Summertime is here and if you are like most people, you are ready for a break from the hustle and bustle of your daily routine. Vacation anyone? But what if you are a dialysis patient? Can you still take a vacation? The answer is an absolute, positive, without a doubt YES!!! All it takes is a little planning and preparation, so let’s get started...
Make a plan. Dialysis patients can travel just about anywhere. How about a cruise? Do you like beach vacations or road trips to visit family or friends? Are you a history buff and want to visit a historic site OR do you like a laid-back type of vacation sipping on a high protein smoothie?

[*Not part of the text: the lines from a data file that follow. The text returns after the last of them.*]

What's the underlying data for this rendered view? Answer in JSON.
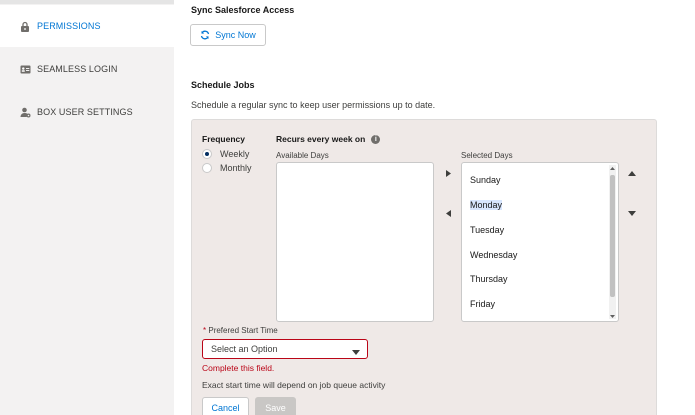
{
  "sidebar": {
    "items": [
      {
        "label": "PERMISSIONS",
        "icon": "lock-icon",
        "active": true
      },
      {
        "label": "SEAMLESS LOGIN",
        "icon": "id-card-icon",
        "active": false
      },
      {
        "label": "BOX USER SETTINGS",
        "icon": "user-settings-icon",
        "active": false
      }
    ]
  },
  "sync": {
    "heading": "Sync Salesforce Access",
    "button_label": "Sync Now",
    "button_icon": "refresh-icon"
  },
  "schedule": {
    "heading": "Schedule Jobs",
    "description": "Schedule a regular sync to keep user permissions up to date.",
    "frequency_label": "Frequency",
    "frequency_options": [
      {
        "label": "Weekly",
        "selected": true
      },
      {
        "label": "Monthly",
        "selected": false
      }
    ],
    "recurs_label": "Recurs every week on",
    "available_label": "Available Days",
    "available_days": [],
    "selected_label": "Selected Days",
    "selected_days": [
      "Sunday",
      "Monday",
      "Tuesday",
      "Wednesday",
      "Thursday",
      "Friday"
    ],
    "highlighted_day": "Monday",
    "start_time_label": "Prefered Start Time",
    "start_time_required_mark": "*",
    "start_time_placeholder": "Select an Option",
    "error_text": "Complete this field.",
    "note": "Exact start time will depend on job queue activity",
    "cancel_label": "Cancel",
    "save_label": "Save"
  },
  "colors": {
    "accent": "#0176d3",
    "error": "#ba0517",
    "panel_bg": "#efe9e7",
    "sidebar_bg": "#f3f2f2"
  }
}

In-center hemodialysis patients: Once you’ve set your plans, talk with your clinic social worker for help in finding a dialysis clinic that is close to your destination. Plan your “vacation” dialysis center early—at least eight weeks ahead of your vacation—and remember some destinations are very popular so be flexible with your plans. Check with your “vacation” center a week before you leave to make sure your dialysis appointment is secure. Many websites can also help you with this part of the planning. I have had patients travel on cruises and recently had a patient dialyze in Jamaica. Check with your social worker if you have questions about how payments occur for the vacation dialysis center.

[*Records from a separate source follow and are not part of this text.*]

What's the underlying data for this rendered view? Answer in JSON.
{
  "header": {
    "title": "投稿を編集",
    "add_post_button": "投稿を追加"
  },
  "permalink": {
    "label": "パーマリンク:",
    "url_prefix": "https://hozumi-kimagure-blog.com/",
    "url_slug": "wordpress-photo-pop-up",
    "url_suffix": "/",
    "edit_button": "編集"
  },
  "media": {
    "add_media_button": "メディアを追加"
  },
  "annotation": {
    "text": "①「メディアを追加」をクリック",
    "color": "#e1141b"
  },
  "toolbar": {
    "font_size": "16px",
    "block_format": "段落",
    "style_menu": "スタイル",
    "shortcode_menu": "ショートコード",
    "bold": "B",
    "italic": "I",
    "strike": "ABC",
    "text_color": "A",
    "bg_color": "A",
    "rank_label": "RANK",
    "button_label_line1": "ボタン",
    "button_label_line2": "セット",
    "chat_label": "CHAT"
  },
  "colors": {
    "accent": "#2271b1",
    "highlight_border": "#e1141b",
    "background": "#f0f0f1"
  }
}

Home dialysis patients: If you are a home hemodialysis patient, when you are on vacation you may either dialyze at a center or, depending on the machine you use, you can take the machine with you! One patient of mine takes his machine on an RV and travels all over the United States. His supplies are delivered to various destinations along his route. Peritoneal dialysis patients have the most freedom and flexibility when traveling. PD patients don’t require planning for a center—your supplies can be taken with you or delivered to your destination. Many of my PD patients have traveled overseas to Romania, India and Italy to name a few. How great is that?!!
Take it slow. No matter what type of dialysis you do, if you haven’t traveled for a while, avoid the temptation to “do it all.” This is especially true if you go up in elevation (like from sea level to the mountains), where the air is thinner. Plan for some down time during your vacation so that you come back home relaxed and not needing a vacation from your vacation.
Be prepared when you travel. What does that mean? Get an updated list of your medications and carry this with you. If you are traveling by plane, don’t be afraid to ask for assistance in boarding and carry your medications with you in case your baggage gets lost. If traveling on a road trip, plan for some healthy snacks in a cooler to take with you so you won’t be tempted by fast food and truck stop snacks. Since delays are always possible, have enough medication to last a few extra days. However you travel, take a copy of your most recent labs and medical record with a list of important phone numbers such as your doctor and dialysis center. Once you reach your destination, make sure you follow your diet and fluid restrictions—nothing ruins a vacation faster than having to make a trip to the ER.
Everyone needs a break, especially people with a chronic disease. Don’t let kidney disease keep you from enjoying what’s important to you. If travel is on your bucket list, make it happen with a little planning and preparation. I’d love to see where you travel this year so share some photos of your next adventure on the American Kidney Fund Facebook page whether it’s a trip to Las Vegas, a theme park, a road trip or a staycation. Happy trails to you!!!
Dr. Sandra Lauriat is a nephrologist with Dallas Nephrology Associates in Irving, Texas. She is passionate about helping patients fit dialysis into their lives, instead of having dialysis run their lives.